If you have a Maven repository on your local filesystem, and you are interested in directions for taking a prerelease version of Archiva for a test drive, read on.
Test Driving a Prerelease of Archiva
Archiva isn’t really at a release state, but if you are interested in seeing what that Maven team has been cooking up, it’s fairly straightforward. From what I can see, it’s very functional, and follows the same approach as Continuum (plexus, tigris stylesheets(?)).
1. Install Subversion
2. Install Maven 2 (http://maven.apache.org)
3. “svn co http://svn.apache.org/repos/asf/maven/archiva/trunk archiva”
4. “cd archiva”
5. “mvn install” (will download necesary dependencies and plugins)
6. “cd archiva-webapp”
7 “mvn jetty:run”
That’s it, no configuration of anything, this is the fastest way to obtain the archiva code and run the repository manager. Now, once you get Archiva up and running, it will be listening on localhost:9000, if you hit http://localhost:9000 in a browser you will see a form asking you to add a managed Maven repository. At this point you can point it at a local directory and tell Archiva to create an index (I’m assuming a Lucene index).

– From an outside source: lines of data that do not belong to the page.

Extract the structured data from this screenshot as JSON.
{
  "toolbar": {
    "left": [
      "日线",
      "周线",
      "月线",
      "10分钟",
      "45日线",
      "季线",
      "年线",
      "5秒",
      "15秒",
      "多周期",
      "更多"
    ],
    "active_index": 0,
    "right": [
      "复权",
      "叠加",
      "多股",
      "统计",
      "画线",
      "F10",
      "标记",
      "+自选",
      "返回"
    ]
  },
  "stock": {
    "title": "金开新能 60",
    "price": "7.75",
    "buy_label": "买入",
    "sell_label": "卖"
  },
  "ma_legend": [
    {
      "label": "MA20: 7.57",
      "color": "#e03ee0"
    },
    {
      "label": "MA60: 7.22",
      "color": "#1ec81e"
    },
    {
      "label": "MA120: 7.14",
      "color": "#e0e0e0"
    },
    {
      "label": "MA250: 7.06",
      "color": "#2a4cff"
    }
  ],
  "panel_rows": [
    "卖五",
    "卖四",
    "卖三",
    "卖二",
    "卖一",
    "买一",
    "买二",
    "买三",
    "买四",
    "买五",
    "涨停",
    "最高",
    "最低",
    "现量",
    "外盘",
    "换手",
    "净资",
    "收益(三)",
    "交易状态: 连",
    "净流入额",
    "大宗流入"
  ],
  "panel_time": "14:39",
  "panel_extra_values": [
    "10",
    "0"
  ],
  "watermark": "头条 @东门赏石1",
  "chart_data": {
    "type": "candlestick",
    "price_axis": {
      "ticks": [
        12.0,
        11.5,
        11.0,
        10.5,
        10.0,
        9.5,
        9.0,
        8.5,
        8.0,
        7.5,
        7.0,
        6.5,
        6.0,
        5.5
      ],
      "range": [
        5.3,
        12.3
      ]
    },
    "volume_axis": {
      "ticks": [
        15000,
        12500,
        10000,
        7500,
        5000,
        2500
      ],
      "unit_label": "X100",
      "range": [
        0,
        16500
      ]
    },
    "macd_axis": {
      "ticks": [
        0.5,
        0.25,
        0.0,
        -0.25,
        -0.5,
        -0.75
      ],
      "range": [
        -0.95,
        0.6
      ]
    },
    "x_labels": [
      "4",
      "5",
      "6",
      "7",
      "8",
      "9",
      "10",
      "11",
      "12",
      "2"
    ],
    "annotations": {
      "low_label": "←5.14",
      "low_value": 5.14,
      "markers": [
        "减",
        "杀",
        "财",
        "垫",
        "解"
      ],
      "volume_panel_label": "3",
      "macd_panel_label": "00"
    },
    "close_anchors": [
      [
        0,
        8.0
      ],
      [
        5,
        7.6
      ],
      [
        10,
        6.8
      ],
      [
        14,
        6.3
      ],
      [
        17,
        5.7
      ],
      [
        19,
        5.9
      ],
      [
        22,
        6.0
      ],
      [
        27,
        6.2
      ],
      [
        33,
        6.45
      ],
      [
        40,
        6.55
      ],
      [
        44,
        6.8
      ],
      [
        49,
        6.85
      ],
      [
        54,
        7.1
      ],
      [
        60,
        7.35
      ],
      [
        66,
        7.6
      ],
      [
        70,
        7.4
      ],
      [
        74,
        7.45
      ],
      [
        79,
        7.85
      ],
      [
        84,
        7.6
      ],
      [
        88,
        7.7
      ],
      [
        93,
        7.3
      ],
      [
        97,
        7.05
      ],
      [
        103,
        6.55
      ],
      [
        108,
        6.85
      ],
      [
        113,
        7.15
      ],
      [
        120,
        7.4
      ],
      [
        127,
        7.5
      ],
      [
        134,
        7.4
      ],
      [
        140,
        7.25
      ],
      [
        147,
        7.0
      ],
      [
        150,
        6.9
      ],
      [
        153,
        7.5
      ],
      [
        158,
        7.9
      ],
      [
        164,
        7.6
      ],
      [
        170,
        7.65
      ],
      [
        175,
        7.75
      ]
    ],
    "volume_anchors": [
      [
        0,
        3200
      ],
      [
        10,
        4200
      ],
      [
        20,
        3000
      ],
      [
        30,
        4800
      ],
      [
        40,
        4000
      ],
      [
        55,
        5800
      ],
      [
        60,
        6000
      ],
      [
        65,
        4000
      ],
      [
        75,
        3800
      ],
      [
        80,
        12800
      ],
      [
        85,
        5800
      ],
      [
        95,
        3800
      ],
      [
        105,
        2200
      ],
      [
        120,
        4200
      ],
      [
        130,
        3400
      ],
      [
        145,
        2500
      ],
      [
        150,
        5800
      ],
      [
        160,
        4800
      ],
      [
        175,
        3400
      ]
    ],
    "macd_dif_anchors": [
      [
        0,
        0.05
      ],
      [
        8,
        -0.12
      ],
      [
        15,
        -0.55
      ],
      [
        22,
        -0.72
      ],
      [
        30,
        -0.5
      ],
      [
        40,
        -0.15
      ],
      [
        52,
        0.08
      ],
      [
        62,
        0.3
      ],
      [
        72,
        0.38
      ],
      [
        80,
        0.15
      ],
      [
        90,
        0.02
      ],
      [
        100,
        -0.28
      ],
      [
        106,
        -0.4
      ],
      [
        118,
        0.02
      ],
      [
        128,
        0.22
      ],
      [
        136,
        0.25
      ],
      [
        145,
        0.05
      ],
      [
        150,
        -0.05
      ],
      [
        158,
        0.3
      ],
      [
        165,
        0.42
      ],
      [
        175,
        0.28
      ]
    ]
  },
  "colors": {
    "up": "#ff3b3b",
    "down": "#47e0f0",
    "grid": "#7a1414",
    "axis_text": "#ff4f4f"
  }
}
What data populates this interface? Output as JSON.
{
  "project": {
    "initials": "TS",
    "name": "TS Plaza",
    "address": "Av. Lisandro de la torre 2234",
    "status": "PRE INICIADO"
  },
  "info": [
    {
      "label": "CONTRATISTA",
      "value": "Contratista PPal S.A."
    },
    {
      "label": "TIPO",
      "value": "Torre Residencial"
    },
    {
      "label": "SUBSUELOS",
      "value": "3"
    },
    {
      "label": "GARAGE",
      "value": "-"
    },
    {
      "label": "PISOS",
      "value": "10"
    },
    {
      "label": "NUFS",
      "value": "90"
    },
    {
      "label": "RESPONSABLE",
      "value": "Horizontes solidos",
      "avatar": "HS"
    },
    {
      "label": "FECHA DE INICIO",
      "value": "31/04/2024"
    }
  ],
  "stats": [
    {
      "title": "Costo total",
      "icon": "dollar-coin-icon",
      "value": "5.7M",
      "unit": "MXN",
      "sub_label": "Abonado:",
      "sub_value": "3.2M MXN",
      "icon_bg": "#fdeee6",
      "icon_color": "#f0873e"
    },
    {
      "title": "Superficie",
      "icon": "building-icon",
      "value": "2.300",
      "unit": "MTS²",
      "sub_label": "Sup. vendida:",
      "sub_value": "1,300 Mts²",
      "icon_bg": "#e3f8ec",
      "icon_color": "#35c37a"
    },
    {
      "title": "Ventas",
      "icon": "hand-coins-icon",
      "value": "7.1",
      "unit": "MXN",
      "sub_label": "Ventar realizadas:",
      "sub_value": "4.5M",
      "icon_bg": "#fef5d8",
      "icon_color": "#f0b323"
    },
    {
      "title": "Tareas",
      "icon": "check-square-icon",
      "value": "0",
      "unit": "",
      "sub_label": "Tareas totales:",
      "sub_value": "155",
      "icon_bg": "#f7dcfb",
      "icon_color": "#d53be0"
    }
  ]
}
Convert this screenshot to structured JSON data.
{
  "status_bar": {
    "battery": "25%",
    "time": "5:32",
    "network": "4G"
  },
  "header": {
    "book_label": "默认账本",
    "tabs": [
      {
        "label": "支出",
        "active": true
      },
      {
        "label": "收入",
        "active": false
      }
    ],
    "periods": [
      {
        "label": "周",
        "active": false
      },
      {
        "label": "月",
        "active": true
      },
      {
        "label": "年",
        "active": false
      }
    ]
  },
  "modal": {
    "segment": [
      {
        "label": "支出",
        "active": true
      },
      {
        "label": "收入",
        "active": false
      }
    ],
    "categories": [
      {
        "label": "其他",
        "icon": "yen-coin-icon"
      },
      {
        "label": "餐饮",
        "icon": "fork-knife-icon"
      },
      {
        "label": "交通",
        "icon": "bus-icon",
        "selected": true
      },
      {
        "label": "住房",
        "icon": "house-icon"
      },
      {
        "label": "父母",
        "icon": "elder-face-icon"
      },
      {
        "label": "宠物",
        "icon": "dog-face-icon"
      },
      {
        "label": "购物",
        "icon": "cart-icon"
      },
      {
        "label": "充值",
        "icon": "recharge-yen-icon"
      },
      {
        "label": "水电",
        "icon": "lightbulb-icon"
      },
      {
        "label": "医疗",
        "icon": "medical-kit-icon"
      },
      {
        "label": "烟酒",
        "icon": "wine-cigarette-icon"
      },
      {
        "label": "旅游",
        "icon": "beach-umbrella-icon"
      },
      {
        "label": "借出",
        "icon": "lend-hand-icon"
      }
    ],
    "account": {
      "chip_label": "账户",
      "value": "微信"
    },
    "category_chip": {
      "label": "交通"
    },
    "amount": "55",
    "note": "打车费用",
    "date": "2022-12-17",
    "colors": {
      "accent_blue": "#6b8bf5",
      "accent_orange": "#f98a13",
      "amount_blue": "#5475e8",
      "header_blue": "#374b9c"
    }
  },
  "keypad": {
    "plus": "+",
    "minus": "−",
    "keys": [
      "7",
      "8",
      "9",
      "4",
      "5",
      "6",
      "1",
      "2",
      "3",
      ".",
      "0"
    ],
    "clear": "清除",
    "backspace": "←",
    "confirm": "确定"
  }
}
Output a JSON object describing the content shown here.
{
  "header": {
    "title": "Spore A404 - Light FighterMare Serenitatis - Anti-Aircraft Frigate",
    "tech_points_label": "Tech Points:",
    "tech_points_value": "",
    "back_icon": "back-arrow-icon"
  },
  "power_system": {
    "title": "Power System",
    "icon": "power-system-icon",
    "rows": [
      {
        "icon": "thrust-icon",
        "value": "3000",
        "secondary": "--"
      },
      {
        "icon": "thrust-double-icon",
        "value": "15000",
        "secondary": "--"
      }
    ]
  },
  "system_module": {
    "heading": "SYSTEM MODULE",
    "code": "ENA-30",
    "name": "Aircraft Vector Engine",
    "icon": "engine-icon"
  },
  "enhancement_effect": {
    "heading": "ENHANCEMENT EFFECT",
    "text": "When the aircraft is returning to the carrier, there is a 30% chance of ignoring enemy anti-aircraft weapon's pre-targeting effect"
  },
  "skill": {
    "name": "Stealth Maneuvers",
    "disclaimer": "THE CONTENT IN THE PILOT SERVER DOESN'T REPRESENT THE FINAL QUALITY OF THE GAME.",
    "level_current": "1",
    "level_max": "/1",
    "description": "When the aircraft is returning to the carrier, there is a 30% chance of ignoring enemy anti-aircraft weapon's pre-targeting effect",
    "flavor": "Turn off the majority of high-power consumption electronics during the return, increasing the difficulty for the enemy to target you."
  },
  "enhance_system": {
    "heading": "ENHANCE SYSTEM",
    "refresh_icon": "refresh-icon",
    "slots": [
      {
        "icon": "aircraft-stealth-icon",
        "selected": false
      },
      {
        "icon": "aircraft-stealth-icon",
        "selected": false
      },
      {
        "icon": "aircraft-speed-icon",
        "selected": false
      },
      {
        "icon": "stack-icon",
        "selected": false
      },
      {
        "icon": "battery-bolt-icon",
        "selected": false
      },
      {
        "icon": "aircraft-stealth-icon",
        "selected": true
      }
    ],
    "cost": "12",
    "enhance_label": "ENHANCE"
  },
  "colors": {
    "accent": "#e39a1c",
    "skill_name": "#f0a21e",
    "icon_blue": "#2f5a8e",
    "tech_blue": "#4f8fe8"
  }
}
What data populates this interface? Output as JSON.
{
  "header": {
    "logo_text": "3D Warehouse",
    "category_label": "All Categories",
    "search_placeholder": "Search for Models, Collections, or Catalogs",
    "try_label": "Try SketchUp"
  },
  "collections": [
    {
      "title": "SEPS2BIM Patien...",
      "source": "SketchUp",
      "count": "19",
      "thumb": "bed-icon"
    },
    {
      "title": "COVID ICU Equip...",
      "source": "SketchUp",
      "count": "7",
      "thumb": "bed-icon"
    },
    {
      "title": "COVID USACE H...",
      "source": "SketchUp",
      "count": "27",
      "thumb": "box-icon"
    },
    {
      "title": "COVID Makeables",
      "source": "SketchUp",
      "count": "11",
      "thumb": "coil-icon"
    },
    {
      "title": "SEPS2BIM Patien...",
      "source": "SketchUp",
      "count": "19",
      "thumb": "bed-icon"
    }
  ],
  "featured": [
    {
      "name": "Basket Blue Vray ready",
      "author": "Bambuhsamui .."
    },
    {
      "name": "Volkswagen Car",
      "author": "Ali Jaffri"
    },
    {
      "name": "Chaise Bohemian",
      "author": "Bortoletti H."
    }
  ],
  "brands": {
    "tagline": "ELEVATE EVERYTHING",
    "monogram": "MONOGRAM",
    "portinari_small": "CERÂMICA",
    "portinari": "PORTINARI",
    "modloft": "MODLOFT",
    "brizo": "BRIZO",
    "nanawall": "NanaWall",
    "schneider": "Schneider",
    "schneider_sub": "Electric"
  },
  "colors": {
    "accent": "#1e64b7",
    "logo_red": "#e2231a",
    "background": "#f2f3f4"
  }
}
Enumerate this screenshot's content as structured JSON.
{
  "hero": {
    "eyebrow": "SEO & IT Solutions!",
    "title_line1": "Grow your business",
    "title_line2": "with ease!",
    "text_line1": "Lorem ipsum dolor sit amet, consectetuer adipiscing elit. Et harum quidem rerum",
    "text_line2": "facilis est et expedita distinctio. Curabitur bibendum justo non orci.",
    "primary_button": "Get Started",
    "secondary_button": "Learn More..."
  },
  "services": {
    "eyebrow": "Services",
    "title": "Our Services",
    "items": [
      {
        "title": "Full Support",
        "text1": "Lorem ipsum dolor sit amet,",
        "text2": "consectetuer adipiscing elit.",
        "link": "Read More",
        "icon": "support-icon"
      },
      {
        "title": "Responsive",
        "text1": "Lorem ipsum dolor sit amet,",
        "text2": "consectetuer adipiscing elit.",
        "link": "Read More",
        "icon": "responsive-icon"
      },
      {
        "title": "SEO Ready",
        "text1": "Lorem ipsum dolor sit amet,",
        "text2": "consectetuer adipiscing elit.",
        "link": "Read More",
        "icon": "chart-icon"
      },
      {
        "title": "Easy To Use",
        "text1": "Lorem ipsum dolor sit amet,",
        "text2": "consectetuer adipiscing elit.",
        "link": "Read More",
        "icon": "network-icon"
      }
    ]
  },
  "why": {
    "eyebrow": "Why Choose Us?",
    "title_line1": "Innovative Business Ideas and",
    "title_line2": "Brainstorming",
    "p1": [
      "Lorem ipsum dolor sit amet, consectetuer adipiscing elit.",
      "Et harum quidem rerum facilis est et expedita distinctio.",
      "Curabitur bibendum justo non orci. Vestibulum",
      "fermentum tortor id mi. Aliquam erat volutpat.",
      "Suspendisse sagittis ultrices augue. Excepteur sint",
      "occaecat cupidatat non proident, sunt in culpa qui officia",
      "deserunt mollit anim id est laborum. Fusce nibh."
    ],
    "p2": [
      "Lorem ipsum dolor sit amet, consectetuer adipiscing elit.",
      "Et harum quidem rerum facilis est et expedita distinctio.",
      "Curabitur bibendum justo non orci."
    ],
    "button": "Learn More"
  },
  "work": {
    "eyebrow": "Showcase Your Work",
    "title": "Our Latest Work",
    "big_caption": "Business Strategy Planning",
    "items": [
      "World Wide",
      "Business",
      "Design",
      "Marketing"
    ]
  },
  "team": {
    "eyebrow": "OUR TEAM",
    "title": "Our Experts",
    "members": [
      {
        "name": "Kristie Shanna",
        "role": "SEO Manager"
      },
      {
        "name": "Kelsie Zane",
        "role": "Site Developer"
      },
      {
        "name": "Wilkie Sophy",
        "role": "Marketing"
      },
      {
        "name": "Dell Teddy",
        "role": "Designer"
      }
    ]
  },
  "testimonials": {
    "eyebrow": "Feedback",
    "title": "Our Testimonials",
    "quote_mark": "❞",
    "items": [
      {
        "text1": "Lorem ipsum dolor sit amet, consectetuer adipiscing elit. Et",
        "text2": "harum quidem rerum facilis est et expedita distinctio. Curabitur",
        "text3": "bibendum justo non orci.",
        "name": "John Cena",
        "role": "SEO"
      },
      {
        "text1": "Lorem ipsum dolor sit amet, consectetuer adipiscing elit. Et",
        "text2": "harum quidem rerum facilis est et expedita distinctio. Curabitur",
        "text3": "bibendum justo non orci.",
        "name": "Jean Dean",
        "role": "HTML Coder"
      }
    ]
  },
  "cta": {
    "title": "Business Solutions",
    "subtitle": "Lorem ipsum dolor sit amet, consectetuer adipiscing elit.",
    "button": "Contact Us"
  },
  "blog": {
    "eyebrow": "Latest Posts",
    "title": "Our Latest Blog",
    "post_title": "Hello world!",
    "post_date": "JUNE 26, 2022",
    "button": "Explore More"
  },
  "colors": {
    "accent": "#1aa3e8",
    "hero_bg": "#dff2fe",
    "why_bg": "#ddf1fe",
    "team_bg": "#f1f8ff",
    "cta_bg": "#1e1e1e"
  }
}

I’ll be interested in seeing how this application evolves over the next few months, and I’ll be even more interested in seeing how others adapt the reuseable archiva components contained in this multi-project. One thing I’m already anticipating is that someone is going to take the archiva-webapp as a template and take this project in a direction no one has even thought of yet. A customized version of archiva (a “mash-up” if you will) that provides a rich set of search options, visualizations, reports, and APIs is the next logical step.